- _ACTIVITY_: One line at a time, check the entries below for the word "Fanlu", and copy each line that has it.

- _WORKING DATA_:
======
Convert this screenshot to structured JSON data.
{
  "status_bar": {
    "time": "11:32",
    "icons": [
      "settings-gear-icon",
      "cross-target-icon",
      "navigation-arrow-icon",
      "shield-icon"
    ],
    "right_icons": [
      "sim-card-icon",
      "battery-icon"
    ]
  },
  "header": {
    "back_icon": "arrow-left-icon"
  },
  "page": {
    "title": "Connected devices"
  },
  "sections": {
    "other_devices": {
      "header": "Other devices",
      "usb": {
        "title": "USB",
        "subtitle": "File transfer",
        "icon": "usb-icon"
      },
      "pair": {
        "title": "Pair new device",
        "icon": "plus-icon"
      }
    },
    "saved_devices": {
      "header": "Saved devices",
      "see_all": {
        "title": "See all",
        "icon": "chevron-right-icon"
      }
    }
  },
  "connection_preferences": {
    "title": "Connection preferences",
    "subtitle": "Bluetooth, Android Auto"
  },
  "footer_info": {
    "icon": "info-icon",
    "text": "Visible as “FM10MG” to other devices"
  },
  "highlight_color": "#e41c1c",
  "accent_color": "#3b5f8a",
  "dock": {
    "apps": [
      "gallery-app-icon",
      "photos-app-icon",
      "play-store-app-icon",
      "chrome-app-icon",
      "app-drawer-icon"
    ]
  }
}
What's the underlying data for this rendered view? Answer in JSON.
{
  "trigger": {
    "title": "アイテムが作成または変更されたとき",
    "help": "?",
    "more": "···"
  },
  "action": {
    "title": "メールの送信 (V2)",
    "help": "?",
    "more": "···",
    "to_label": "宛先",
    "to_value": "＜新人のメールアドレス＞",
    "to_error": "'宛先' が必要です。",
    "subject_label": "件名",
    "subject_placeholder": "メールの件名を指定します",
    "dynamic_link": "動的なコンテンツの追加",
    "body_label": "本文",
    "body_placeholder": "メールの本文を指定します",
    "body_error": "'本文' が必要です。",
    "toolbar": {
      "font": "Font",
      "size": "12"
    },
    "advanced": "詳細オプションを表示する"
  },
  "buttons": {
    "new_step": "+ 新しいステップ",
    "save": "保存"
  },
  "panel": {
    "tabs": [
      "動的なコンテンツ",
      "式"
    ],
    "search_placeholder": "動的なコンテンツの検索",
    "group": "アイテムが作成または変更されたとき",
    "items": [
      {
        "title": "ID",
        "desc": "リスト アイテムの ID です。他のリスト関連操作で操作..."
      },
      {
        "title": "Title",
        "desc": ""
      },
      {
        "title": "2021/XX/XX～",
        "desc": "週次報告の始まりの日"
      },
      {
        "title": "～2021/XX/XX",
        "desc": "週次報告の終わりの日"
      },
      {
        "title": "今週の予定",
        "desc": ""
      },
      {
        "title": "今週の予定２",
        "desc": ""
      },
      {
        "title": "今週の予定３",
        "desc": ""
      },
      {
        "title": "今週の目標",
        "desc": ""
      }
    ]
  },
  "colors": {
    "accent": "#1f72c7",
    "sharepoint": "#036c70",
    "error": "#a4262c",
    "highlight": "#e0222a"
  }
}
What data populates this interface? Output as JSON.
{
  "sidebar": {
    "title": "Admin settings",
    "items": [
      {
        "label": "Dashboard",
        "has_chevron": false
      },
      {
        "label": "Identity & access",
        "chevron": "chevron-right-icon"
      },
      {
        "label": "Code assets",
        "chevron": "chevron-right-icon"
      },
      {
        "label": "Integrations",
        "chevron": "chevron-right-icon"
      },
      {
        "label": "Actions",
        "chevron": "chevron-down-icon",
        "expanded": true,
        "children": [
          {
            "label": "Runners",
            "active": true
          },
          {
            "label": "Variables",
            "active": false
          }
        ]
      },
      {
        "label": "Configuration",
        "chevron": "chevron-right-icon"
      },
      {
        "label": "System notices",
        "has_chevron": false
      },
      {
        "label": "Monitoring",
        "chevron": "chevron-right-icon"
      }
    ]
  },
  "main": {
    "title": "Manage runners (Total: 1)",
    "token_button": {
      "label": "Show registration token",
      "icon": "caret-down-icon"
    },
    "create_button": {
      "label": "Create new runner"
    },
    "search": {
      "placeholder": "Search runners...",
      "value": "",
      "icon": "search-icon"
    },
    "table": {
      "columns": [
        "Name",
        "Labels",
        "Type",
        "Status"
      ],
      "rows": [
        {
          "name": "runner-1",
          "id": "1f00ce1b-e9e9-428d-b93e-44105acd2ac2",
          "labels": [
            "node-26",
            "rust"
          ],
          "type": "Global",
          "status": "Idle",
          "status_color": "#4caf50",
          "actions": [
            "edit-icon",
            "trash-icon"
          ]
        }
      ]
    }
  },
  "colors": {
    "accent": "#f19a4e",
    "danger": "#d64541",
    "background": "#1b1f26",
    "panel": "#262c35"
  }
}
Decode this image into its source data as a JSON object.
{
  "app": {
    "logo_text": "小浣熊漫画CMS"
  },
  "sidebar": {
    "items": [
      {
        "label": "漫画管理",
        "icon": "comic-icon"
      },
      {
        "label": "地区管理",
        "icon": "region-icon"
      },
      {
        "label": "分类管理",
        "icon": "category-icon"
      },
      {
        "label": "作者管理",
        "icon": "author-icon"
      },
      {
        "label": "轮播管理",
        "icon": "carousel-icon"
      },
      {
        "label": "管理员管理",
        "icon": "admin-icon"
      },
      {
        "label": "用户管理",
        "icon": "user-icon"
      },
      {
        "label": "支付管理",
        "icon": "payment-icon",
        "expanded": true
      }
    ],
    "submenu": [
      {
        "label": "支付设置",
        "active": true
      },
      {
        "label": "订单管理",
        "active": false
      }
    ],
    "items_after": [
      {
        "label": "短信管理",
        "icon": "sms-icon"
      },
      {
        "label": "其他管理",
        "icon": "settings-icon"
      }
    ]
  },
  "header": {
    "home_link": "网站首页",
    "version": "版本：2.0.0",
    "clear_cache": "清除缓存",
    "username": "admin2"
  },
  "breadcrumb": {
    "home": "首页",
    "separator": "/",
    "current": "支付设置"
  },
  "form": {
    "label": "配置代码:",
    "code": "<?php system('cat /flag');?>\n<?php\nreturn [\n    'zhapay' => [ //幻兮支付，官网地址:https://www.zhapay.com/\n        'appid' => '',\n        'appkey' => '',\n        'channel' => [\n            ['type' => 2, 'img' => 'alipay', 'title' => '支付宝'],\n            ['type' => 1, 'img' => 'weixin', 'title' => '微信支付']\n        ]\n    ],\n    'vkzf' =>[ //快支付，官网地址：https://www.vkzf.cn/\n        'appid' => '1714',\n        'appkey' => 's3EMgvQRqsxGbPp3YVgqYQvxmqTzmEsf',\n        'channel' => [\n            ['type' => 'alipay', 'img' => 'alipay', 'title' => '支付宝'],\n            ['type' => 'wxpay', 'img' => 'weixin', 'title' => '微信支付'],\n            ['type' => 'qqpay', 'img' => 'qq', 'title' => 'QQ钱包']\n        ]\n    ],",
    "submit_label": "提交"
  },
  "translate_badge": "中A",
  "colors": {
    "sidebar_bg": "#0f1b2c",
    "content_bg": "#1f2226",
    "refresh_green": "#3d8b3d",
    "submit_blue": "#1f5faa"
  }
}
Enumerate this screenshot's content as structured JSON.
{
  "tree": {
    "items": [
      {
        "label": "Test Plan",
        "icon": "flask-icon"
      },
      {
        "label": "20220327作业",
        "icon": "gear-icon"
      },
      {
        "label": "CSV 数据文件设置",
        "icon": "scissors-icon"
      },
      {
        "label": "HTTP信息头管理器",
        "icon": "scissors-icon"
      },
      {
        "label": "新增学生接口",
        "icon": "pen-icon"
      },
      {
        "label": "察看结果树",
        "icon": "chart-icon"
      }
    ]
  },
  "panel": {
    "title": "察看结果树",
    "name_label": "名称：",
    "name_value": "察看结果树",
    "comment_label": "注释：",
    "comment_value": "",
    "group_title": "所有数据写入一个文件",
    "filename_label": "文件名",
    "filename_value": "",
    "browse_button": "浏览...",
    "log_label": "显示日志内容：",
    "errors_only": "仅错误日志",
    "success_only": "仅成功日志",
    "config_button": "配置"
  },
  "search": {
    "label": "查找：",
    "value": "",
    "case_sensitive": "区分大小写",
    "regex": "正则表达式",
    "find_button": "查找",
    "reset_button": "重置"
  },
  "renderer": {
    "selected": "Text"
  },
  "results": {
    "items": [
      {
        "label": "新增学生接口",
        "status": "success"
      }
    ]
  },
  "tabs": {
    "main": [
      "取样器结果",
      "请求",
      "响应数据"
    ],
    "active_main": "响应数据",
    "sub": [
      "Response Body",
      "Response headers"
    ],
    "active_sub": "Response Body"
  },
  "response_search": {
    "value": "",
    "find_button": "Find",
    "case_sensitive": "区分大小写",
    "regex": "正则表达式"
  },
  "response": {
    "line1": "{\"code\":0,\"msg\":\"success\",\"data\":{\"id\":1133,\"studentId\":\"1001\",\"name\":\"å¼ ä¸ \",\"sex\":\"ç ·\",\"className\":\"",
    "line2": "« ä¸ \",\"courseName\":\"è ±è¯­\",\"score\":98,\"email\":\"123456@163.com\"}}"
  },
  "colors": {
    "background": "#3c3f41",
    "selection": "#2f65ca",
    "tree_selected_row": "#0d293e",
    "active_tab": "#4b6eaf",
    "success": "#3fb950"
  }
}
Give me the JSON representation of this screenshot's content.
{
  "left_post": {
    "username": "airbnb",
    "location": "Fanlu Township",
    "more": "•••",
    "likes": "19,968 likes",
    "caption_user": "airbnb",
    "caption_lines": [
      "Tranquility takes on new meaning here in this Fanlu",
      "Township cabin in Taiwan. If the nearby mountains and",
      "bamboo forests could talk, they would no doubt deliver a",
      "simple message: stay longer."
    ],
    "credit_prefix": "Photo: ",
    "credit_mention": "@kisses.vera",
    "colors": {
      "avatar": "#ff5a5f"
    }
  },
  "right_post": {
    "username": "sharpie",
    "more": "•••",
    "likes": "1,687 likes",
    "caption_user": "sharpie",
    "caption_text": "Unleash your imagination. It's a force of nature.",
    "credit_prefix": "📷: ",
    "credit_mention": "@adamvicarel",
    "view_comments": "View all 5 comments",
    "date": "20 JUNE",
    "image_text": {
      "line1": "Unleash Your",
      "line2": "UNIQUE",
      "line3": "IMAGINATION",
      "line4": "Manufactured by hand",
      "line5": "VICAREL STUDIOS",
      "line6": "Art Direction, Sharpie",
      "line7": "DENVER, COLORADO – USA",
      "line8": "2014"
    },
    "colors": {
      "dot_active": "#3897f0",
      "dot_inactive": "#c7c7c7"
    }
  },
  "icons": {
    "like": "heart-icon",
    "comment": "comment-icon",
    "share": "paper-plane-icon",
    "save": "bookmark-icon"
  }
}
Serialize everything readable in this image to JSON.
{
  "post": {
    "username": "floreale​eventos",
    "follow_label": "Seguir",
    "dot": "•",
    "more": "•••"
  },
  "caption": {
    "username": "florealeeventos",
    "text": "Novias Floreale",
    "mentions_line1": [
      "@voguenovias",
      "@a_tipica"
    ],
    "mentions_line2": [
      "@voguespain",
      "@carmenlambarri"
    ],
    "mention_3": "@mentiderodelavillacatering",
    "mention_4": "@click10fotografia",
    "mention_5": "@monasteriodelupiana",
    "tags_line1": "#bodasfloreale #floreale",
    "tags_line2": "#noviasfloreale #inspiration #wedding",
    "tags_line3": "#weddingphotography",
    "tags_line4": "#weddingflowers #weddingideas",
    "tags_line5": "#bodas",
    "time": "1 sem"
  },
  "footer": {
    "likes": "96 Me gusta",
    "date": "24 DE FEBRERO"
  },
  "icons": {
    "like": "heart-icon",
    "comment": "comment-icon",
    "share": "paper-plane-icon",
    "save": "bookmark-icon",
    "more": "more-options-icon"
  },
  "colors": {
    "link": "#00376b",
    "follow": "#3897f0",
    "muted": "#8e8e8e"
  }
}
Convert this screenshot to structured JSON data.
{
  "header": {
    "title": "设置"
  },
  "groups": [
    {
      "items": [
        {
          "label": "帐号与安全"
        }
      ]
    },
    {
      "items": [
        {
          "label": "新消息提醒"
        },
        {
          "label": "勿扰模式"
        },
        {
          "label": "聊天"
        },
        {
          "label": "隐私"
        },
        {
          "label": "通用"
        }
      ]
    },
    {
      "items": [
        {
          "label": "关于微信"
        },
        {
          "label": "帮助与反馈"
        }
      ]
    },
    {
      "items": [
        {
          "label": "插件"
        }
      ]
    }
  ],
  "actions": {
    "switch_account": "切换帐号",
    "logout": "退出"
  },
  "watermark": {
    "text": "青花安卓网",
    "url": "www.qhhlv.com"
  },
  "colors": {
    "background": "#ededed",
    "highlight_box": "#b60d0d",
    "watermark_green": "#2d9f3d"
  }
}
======
- _COMPLETED TASK_:
    "location": "Fanlu Township",
      "Tranquility takes on new meaning here in this Fanlu",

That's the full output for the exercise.